Quasi War with France
  • War hysteria and anti-French sentiment swept through the United States. “Millions for defense, but not one cent for tribute” became the slogan of the hour.
  • In the end, Adams resisted enormous pressure to ask for a declaration of war against France. Realizing that war must be avoided while the country was relatively weak, Adams instead used diplomacy to settle rather than expand the undeclared naval war with France (1798-1800.) The resulting Convention of 1800 officially ended the Franco-American Alliance. In a concession to France, the United States agreed to pay the damage claims of American shippers.
  • Although his actions undoubtedly contributed to his failure to win a second term, Adams, in resisting internal and external pressures for war with France, made possible a peaceful and independent entry into the new century. Adams not only avoided the hazards of war, he also unknowingly smoothed the path for a peaceful purchase of Louisiana three years later.
the alien and sedition acts
The Alien and Sedition Acts
  • Taking advantage of the strong emotions stirred up by the undeclared naval war against France, Federalists passed a series of laws known as the Alien and Sedition Acts (1798). The acts were intended to weaken the Democratic-Republican opposition.
the alien and sedition acts2
The Alien and Sedition Acts
  • Federalists defended the measures as an appropriate response to legitimate concerns about how disloyal aliens and criticism of the government might endanger the nation’s security and safety
  • Democratic-Republicansclaimed that all four laws exceeded the limits on constitutional powers delegated to the national government
  • Charged that the Sedition Act muzzled legitimate political dissent in violation of First Amendment guarantees of freedom of speech and freedom of the press
the kentucky and virginia resolutions
The Kentucky and Virginia Resolutions
  • With Federalists in control of all three branches of the federal government, Madison and Jefferson believed that the Alien and Sedition Acts embodied a threat to individuals caused by unchecked Federalist power.

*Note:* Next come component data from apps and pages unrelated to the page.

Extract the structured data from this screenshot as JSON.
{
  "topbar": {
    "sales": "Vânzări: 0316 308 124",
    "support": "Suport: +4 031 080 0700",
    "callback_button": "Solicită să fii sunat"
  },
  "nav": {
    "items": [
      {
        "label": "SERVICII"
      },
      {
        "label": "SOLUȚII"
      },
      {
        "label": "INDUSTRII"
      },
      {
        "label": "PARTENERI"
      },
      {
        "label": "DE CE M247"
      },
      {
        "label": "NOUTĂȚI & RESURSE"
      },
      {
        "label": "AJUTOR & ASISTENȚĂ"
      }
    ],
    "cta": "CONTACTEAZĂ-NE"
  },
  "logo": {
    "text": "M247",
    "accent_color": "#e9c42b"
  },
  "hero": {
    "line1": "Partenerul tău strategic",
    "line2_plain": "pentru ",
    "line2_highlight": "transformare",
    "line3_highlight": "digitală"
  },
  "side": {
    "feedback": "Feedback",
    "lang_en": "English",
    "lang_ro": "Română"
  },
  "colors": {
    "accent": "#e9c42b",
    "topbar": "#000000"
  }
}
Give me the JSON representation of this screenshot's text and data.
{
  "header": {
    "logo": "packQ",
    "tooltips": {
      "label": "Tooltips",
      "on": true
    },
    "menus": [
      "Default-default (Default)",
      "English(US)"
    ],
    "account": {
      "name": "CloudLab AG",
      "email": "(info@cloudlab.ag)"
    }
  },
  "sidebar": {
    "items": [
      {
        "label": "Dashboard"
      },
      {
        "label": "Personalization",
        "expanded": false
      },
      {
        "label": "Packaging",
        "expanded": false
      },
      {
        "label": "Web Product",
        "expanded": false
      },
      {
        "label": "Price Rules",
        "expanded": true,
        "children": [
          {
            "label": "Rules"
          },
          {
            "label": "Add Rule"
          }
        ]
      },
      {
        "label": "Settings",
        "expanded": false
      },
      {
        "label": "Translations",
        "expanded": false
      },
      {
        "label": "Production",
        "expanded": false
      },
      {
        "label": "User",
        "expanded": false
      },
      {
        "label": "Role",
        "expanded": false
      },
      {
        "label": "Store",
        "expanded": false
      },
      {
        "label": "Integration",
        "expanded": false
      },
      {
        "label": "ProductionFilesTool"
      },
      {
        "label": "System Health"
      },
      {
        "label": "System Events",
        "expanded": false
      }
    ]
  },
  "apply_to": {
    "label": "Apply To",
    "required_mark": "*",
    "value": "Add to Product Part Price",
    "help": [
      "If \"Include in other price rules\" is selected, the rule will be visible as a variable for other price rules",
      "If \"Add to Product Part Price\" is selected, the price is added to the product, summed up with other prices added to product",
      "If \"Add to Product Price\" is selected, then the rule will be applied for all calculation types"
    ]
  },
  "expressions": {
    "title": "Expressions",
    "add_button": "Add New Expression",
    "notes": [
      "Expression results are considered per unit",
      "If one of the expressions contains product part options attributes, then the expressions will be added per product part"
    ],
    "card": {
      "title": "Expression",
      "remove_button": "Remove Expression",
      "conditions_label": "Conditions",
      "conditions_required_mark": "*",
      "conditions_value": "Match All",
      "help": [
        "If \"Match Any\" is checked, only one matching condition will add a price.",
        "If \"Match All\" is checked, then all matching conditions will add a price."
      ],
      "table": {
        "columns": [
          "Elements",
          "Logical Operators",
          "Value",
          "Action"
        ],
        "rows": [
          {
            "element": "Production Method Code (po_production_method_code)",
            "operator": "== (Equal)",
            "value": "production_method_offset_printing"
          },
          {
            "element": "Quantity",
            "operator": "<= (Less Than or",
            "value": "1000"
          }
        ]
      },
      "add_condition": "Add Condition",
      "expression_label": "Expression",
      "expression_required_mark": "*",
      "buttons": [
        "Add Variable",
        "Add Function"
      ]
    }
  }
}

  • In response, two states passed resolutions in 1798-1799, one written anonymously by Jefferson and adopted by the Kentucky legislature and another drafted by Madison and approved by the Virginia legislature.
the kentucky and virginia resolutions1

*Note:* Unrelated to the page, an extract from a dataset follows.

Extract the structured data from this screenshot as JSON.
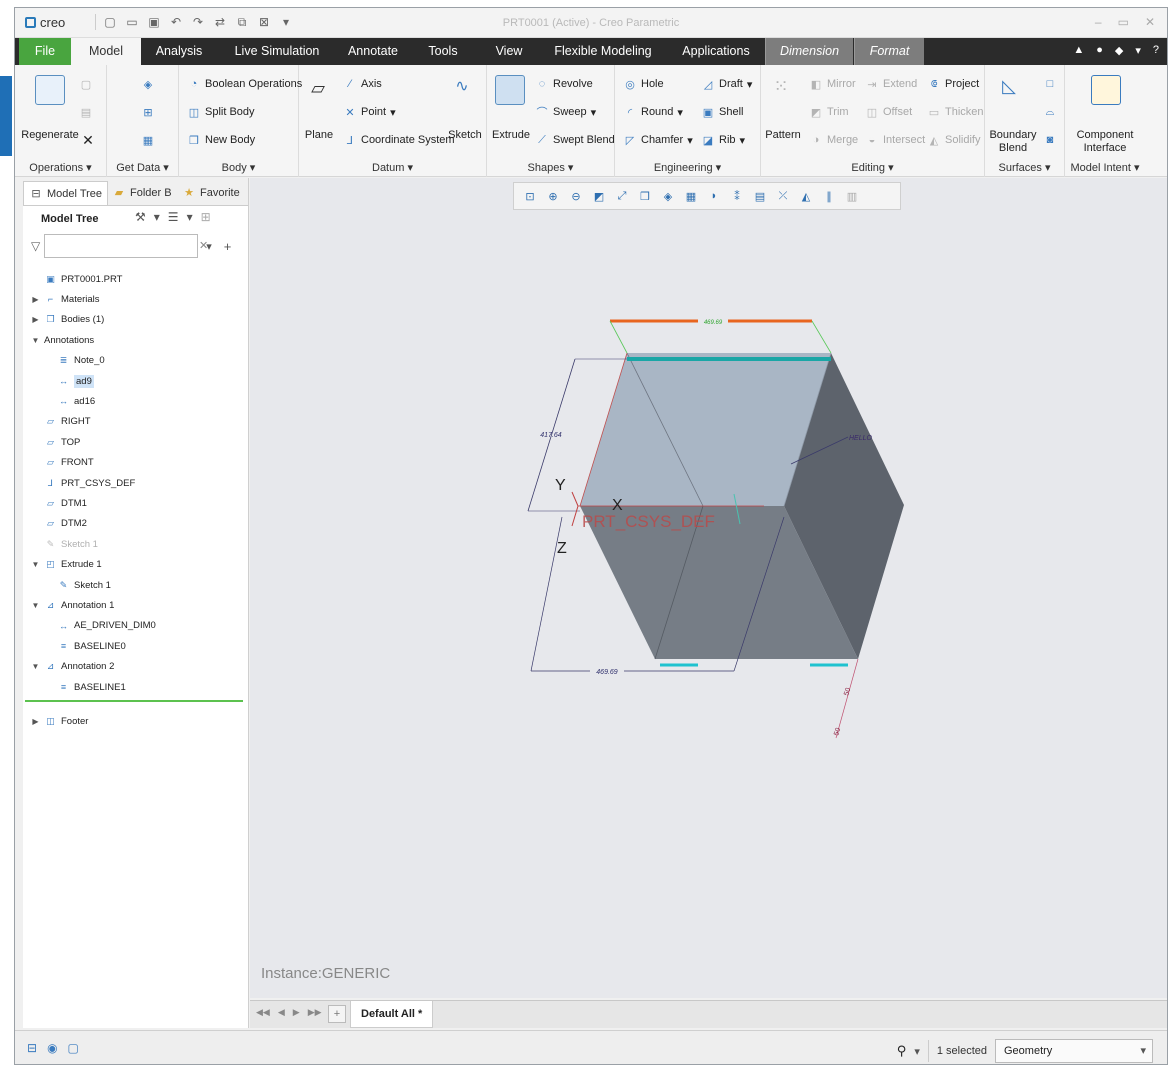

The Kentucky and Virginia Resolutions
  • The Kentucky and Virginia Resolutions, as they were known, formulated a State’s Rights doctrine. Using the ideas of John Locke, the resolutions asserted that the national union had been formed by a “compact” among sovereignstates and that the national government only possessed those powers expressly granted to it by the Constitution.
  • The Kentucky Resolution further asserted that whenever the national government exercised any powers beyond those delegated to it by the Constitution, its acts were “unauthoritative, void, and of no force.” In other words, if the states decided that the central government had exceeded the constitutional limits on its authority, the Kentucky Resolution claimed that the states had the right to “nullify” federal laws.

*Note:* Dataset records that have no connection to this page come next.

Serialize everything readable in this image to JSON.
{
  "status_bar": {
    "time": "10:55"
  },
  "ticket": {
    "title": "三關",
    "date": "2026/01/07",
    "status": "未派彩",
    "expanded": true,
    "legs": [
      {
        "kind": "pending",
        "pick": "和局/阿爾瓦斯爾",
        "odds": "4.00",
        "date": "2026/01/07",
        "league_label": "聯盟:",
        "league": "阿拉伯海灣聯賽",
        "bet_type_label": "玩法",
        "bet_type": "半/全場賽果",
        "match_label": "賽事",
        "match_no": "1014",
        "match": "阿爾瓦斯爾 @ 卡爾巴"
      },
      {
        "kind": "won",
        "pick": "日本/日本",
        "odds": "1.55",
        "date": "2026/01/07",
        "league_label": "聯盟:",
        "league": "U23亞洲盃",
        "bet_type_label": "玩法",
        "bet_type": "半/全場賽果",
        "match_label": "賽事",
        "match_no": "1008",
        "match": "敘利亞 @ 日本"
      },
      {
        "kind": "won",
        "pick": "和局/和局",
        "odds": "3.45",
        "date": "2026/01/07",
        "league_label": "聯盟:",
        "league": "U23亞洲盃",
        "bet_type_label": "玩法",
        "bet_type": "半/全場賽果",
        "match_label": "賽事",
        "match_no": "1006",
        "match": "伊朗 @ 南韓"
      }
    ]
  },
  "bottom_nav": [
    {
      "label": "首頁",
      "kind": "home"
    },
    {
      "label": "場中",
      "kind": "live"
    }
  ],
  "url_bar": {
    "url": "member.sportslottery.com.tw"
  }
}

the alien and sedition acts impact
The Alien and Sedition ActsImpact
  • The Republicans did not win wide support for nullification; only Virginia and Kentucky declared the federal statutes void.
  • The widespread unpopularity of the Alien and Sedition Acts resulted in a Republican landslide at the polls in the election of 1800. Having won control of Congress and the presidency, Republicans repealed the acts. President Jefferson also granted presidential pardons to those Republicans who had been prosecuted under the laws.
  • Although the political passions of the late 1790s cooled, the Alien and Sedition Acts raised issues that would reappear over the course of American history, including the regulation of immigration, the balance of power between the national government and the states, and the drawing of constitutional limits on political dissent.
  • In addition, the Kentucky and Virginia Resolutions presented a states rights theory that would remerge in the South in the decades before the Civil Warduring the Nullification Crisis of the 1830s.